A couple of blocks north of Nizami St is the massive 1934 Nizami Cinema. Designed by Dadashev and Useynov (who also masterminded the Axundov Library and Nizami Museum refit) it has pink walls and stained-glass backed statuettes to temper its great Stalinist bulk.
The opera-ballet (24)
Back on Nizami St the crowds dimmish as the last pedestrian section passes the ugly Young Spectator's theatre to reach one of Baku's most distinctive buildings, the opera house.
In 1909 the wealthy Manilov brothers set off to tour Europe. En route they were captivated by an Argentinean opera star and tried to persuade her to visit them in Baku. 'Is there somewhere for me to perform?' she demanded having little idea what sort of place Baku might be. There wasn't. But the brothers brushed over this detail and assured her that there would be by the time she arrived. The beautiful opera-ballet was thus planned, designed, and completed within a year. It still retains its original lavish gilded decor, torso columns, rounded proscenium and elegant galleries, though paint is peeling a little on some of the stairways. The 'ОТ' monogram on the exterior simply stands for Opera Theatre.
Tickets in the stalls for a full ballet/opera are sold from an office next door. Despite the low cost, shows are lavish and generally of a high standard. Even in lesser productions, the captivating sets make up for occasionally static performances. It is best to avoid the cheapest seats in the gallery where students insist on chatting throughout the performance. Shows generally start at 6pm on weekend evenings, October to May. For advertisements check the info here.
26 Commissars Square / now Axundov Square
In the middle of the park, a block south of the Opera House, was a huge white figure appearing to have exhausted himself burrowing out of the ground and has earned himself a massive white-concrete halo. This statue and a eternal flame beside it used to honour the historically ambivalent 26 Commissars (see menu on the left). Now it is replaced by some vulgar fountain in the form of big martini glass.
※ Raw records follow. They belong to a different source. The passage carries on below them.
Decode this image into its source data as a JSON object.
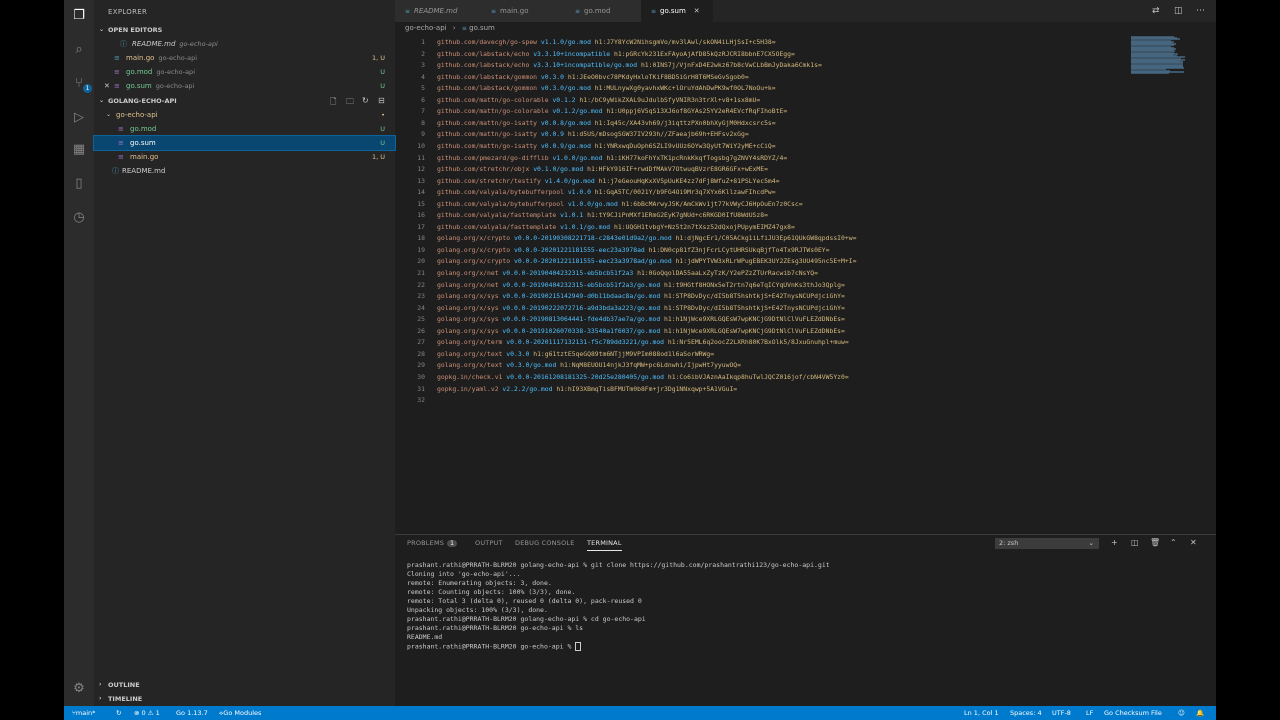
{
  "colors": {
    "accent": "#007acc",
    "modified": "#e2c08d",
    "untracked": "#73c991"
  },
  "activity": [
    "files-icon",
    "search-icon",
    "source-control-icon",
    "run-debug-icon",
    "extensions-icon",
    "bookmark-icon",
    "git-graph-icon",
    "settings-icon"
  ],
  "scm_badge": "1",
  "sidebar": {
    "title": "EXPLORER",
    "open_editors_label": "OPEN EDITORS",
    "open_editors": [
      {
        "name": "README.md",
        "sub": "go-echo-api",
        "status": "",
        "cls": "plain",
        "icon": "info-icon"
      },
      {
        "name": "main.go",
        "sub": "go-echo-api",
        "status": "1, U",
        "cls": "mod",
        "icon": "go-file-icon"
      },
      {
        "name": "go.mod",
        "sub": "go-echo-api",
        "status": "U",
        "cls": "unt",
        "icon": "go-mod-icon"
      },
      {
        "name": "go.sum",
        "sub": "go-echo-api",
        "status": "U",
        "cls": "unt",
        "icon": "go-sum-icon"
      }
    ],
    "project_label": "GOLANG-ECHO-API",
    "folder": {
      "name": "go-echo-api",
      "status": "•"
    },
    "files": [
      {
        "name": "go.mod",
        "status": "U",
        "cls": "unt",
        "selected": false
      },
      {
        "name": "go.sum",
        "status": "U",
        "cls": "unt",
        "selected": true
      },
      {
        "name": "main.go",
        "status": "1, U",
        "cls": "mod",
        "selected": false
      },
      {
        "name": "README.md",
        "status": "",
        "cls": "plain",
        "selected": false
      }
    ],
    "outline_label": "OUTLINE",
    "timeline_label": "TIMELINE"
  },
  "tabs": [
    {
      "label": "README.md",
      "active": false
    },
    {
      "label": "main.go",
      "active": false
    },
    {
      "label": "go.mod",
      "active": false
    },
    {
      "label": "go.sum",
      "active": true
    }
  ],
  "breadcrumb": [
    "go-echo-api",
    "go.sum"
  ],
  "code_lines": [
    [
      "github.com/davecgh/go-spew",
      "v1.1.0/go.mod",
      "h1:J7Y8YcW2NihsgmVo/mv3lAwl/skON4iLHjSsI+c5H38="
    ],
    [
      "github.com/labstack/echo",
      "v3.3.10+incompatible",
      "h1:pGRcYk231ExFAyoAjAfD85kQzRJCRI8bbnE7CX5OEgg="
    ],
    [
      "github.com/labstack/echo",
      "v3.3.10+incompatible/go.mod",
      "h1:0INS7j/VjnFxD4E2wkz67b8cVwCLbBmJyDaka6Cmk1s="
    ],
    [
      "github.com/labstack/gommon",
      "v0.3.0",
      "h1:JEeO0bvc78PKdyHxloTKiF8BD5iGrH8T6MSeGvSgob0="
    ],
    [
      "github.com/labstack/gommon",
      "v0.3.0/go.mod",
      "h1:MULnywXg0yavhxWKc+lOruYdAhDwPK9wf0OL7NoOu+k="
    ],
    [
      "github.com/mattn/go-colorable",
      "v0.1.2",
      "h1:/bC9yWikZXAL9uJdulbSfyVNIR3n3trXl+v8+1sx8mU="
    ],
    [
      "github.com/mattn/go-colorable",
      "v0.1.2/go.mod",
      "h1:U0ppj6V5qS13XJ6of8GYAs25YV2eR4EVcfRqFIhoBtE="
    ],
    [
      "github.com/mattn/go-isatty",
      "v0.0.8/go.mod",
      "h1:Iq45c/XA43vh69/j3iqttzPXn0bhXyGjM0Hdxcsrc5s="
    ],
    [
      "github.com/mattn/go-isatty",
      "v0.0.9",
      "h1:d5US/mDsogSGW37IV293h//ZFaeajb69h+EHFsv2xGg="
    ],
    [
      "github.com/mattn/go-isatty",
      "v0.0.9/go.mod",
      "h1:YNRxwqDuOph6SZLI9vUUz6OYw3QyUt7WiY2yME+cCiQ="
    ],
    [
      "github.com/pmezard/go-difflib",
      "v1.0.0/go.mod",
      "h1:iKH77koFhYxTK1pcRnkKkqfTogsbg7gZNVY4sRDYZ/4="
    ],
    [
      "github.com/stretchr/objx",
      "v0.1.0/go.mod",
      "h1:HFkY916IF+rwdDfMAkV7OtwuqBVzrE8GR6GFx+wExME="
    ],
    [
      "github.com/stretchr/testify",
      "v1.4.0/go.mod",
      "h1:j7eGeouHqKxXV5pUuKE4zz7dFj8WfuZ+81PSLYec5m4="
    ],
    [
      "github.com/valyala/bytebufferpool",
      "v1.0.0",
      "h1:GqA5TC/0021Y/b9FG4Oi9Mr3q7XYx6KllzawFIhcdPw="
    ],
    [
      "github.com/valyala/bytebufferpool",
      "v1.0.0/go.mod",
      "h1:6bBcMArwyJ5K/AmCkWv1jt77kVWyCJ6HpOuEn7z0Csc="
    ],
    [
      "github.com/valyala/fasttemplate",
      "v1.0.1",
      "h1:tY9CJiPnMXf1ERmG2EyK7gNUd+c6RKGD0IfU8WdUSz8="
    ],
    [
      "github.com/valyala/fasttemplate",
      "v1.0.1/go.mod",
      "h1:UQGH1tvbgY+Nz5t2n7tXsz52dQxojPUpymEIMZ47gx8="
    ],
    [
      "golang.org/x/crypto",
      "v0.0.0-20190308221718-c2843e01d9a2/go.mod",
      "h1:djNgcEr1/C05ACkg1iLfiJU3Ep61QUkGW8qpdssI0+w="
    ],
    [
      "golang.org/x/crypto",
      "v0.0.0-20201221181555-eec23a3978ad",
      "h1:DN0cp81fZ3njFcrLCytUHRSUkqBjfTo4Tx9RJTWs0EY="
    ],
    [
      "golang.org/x/crypto",
      "v0.0.0-20201221181555-eec23a3978ad/go.mod",
      "h1:jdWPYTVW3xRLrWPugEBEK3UY2ZEsg3UU495nc5E+M+I="
    ],
    [
      "golang.org/x/net",
      "v0.0.0-20190404232315-eb5bcb51f2a3",
      "h1:0GoQqolDA55aaLxZyTzK/Y2ePZzZTUrRacwib7cNsYQ="
    ],
    [
      "golang.org/x/net",
      "v0.0.0-20190404232315-eb5bcb51f2a3/go.mod",
      "h1:t9HGtf8HONx5eT2rtn7q6eTqICYqUVnKs3thJo3Qplg="
    ],
    [
      "golang.org/x/sys",
      "v0.0.0-20190215142949-d0b11bdaac8a/go.mod",
      "h1:STP8DvDyc/dI5b8T5hshtkjS+E42TnysNCUPdjciGhY="
    ],
    [
      "golang.org/x/sys",
      "v0.0.0-20190222072716-a9d3bda3a223/go.mod",
      "h1:STP8DvDyc/dI5b8T5hshtkjS+E42TnysNCUPdjciGhY="
    ],
    [
      "golang.org/x/sys",
      "v0.0.0-20190813064441-fde4db37ae7a/go.mod",
      "h1:h1NjWce9XRLGQEsW7wpKNCjG9DtNlClVuFLEZdDNbEs="
    ],
    [
      "golang.org/x/sys",
      "v0.0.0-20191026070338-33540a1f6037/go.mod",
      "h1:h1NjWce9XRLGQEsW7wpKNCjG9DtNlClVuFLEZdDNbEs="
    ],
    [
      "golang.org/x/term",
      "v0.0.0-20201117132131-f5c789dd3221/go.mod",
      "h1:Nr5EML6q2oocZ2LXRh80K7BxOlk5/8JxuGnuhpl+muw="
    ],
    [
      "golang.org/x/text",
      "v0.3.0",
      "h1:g61tztE5qeGQ89tm6NTjjM9VPIm088od1l6aSorWRWg="
    ],
    [
      "golang.org/x/text",
      "v0.3.0/go.mod",
      "h1:NqM8EUOU14njkJ3fqMW+pc6Ldnwhi/IjpwHt7yyuwOQ="
    ],
    [
      "gopkg.in/check.v1",
      "v0.0.0-20161208181325-20d25e280405/go.mod",
      "h1:Co6ibVJAznAaIkqp8huTwlJQCZ016jof/cbN4VW5Yz0="
    ],
    [
      "gopkg.in/yaml.v2",
      "v2.2.2/go.mod",
      "h1:hI93XBmqTisBFMUTm0b8Fm+jr3Dg1NNxqwp+5A1VGuI="
    ],
    [
      "",
      "",
      ""
    ]
  ],
  "panel": {
    "tabs": [
      {
        "label": "PROBLEMS",
        "badge": "1",
        "active": false
      },
      {
        "label": "OUTPUT",
        "badge": "",
        "active": false
      },
      {
        "label": "DEBUG CONSOLE",
        "badge": "",
        "active": false
      },
      {
        "label": "TERMINAL",
        "badge": "",
        "active": true
      }
    ],
    "terminal_select": "2: zsh",
    "terminal_lines": [
      "prashant.rathi@PRRATH-BLRM20 golang-echo-api % git clone https://github.com/prashantrathi123/go-echo-api.git",
      "Cloning into 'go-echo-api'...",
      "remote: Enumerating objects: 3, done.",
      "remote: Counting objects: 100% (3/3), done.",
      "remote: Total 3 (delta 0), reused 0 (delta 0), pack-reused 0",
      "Unpacking objects: 100% (3/3), done.",
      "prashant.rathi@PRRATH-BLRM20 golang-echo-api % cd go-echo-api",
      "prashant.rathi@PRRATH-BLRM20 go-echo-api % ls",
      "README.md",
      "prashant.rathi@PRRATH-BLRM20 go-echo-api % "
    ]
  },
  "status": {
    "branch": "main*",
    "problems": "⊗ 0 ⚠ 1",
    "go_version": "Go 1.13.7",
    "go_modules": "Go Modules",
    "position": "Ln 1, Col 1",
    "spaces": "Spaces: 4",
    "encoding": "UTF-8",
    "eol": "LF",
    "language": "Go Checksum File"
  }
}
The square is host to the Axundov Library - the national book repository which is open to readers and researchers by request. Entrance is free but, just as at the British Library in London, the signing-in process can be somewhat laborious. The building's exterior is punctuated with statues in the style of the Nizami Museum but without the blue majolica-tiled mosaics.